## [What is required]
Look through the records and copy each line that has "icon" in it.

§ §

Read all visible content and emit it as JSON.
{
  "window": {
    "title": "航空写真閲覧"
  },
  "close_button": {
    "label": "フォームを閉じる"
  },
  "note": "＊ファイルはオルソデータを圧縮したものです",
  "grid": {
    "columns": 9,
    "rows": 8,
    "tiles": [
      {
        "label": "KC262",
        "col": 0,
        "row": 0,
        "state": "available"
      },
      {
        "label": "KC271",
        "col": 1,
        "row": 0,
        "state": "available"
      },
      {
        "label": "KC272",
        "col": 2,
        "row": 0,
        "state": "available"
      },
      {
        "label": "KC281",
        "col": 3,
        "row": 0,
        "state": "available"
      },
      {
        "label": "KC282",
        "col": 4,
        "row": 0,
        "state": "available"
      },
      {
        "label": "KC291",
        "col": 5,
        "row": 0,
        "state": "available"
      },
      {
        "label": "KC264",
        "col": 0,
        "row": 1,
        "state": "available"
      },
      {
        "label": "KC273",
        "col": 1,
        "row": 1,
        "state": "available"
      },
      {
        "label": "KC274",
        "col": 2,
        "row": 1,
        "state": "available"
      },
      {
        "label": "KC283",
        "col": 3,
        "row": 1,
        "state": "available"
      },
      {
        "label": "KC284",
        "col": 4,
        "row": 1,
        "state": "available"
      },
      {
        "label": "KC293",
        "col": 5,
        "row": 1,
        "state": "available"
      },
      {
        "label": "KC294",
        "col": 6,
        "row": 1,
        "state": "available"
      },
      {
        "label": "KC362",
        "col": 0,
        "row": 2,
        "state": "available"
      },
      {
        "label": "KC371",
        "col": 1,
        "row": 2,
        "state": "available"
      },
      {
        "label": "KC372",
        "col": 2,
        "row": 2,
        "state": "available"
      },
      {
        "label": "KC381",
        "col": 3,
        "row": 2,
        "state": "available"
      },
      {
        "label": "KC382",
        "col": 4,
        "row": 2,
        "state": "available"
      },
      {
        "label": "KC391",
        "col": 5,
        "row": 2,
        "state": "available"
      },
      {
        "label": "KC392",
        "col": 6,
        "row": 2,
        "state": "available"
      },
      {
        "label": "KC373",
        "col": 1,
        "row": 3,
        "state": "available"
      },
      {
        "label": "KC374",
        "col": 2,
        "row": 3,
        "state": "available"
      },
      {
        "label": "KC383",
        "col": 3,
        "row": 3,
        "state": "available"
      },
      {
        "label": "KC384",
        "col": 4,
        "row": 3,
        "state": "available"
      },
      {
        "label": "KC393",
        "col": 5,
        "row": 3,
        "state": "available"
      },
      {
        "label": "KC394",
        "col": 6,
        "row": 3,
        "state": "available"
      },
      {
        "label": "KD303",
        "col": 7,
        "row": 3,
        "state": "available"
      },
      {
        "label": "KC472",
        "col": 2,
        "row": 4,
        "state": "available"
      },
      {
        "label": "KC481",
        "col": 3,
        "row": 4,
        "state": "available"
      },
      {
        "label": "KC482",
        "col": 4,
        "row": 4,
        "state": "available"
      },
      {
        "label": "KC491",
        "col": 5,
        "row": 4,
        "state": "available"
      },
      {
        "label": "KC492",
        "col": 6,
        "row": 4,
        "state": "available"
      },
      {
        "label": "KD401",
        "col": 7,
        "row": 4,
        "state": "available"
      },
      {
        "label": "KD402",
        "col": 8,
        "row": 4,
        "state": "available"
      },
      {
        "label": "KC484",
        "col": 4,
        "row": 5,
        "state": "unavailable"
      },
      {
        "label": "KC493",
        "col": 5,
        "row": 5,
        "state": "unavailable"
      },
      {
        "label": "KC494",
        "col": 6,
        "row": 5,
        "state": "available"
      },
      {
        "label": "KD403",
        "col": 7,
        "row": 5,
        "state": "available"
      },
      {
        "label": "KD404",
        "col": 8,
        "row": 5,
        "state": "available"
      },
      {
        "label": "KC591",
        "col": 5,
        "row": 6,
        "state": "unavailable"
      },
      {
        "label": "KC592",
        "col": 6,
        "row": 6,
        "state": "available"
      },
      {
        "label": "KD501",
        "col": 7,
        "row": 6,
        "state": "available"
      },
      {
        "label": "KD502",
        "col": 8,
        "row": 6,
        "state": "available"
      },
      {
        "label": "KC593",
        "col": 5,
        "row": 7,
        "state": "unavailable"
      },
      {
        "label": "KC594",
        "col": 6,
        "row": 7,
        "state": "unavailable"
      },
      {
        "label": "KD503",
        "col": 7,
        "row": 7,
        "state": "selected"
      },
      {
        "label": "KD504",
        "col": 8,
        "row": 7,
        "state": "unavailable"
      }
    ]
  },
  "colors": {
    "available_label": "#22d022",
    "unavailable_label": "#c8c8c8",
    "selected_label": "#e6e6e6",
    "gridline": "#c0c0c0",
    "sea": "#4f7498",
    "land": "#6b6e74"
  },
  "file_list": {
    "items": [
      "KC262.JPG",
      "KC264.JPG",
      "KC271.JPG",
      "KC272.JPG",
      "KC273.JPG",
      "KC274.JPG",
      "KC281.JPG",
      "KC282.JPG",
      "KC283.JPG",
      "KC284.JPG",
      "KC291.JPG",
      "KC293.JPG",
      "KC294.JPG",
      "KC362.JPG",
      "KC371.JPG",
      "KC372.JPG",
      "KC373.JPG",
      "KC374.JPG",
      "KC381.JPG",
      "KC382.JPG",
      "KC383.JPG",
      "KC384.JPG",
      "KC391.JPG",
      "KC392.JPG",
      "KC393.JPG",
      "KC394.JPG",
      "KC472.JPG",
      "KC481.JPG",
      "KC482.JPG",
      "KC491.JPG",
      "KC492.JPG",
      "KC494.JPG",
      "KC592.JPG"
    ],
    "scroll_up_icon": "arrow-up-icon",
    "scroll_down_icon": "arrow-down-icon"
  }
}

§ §

## [Answer area]
    "scroll_up_icon": "arrow-up-icon",
    "scroll_down_icon": "arrow-down-icon"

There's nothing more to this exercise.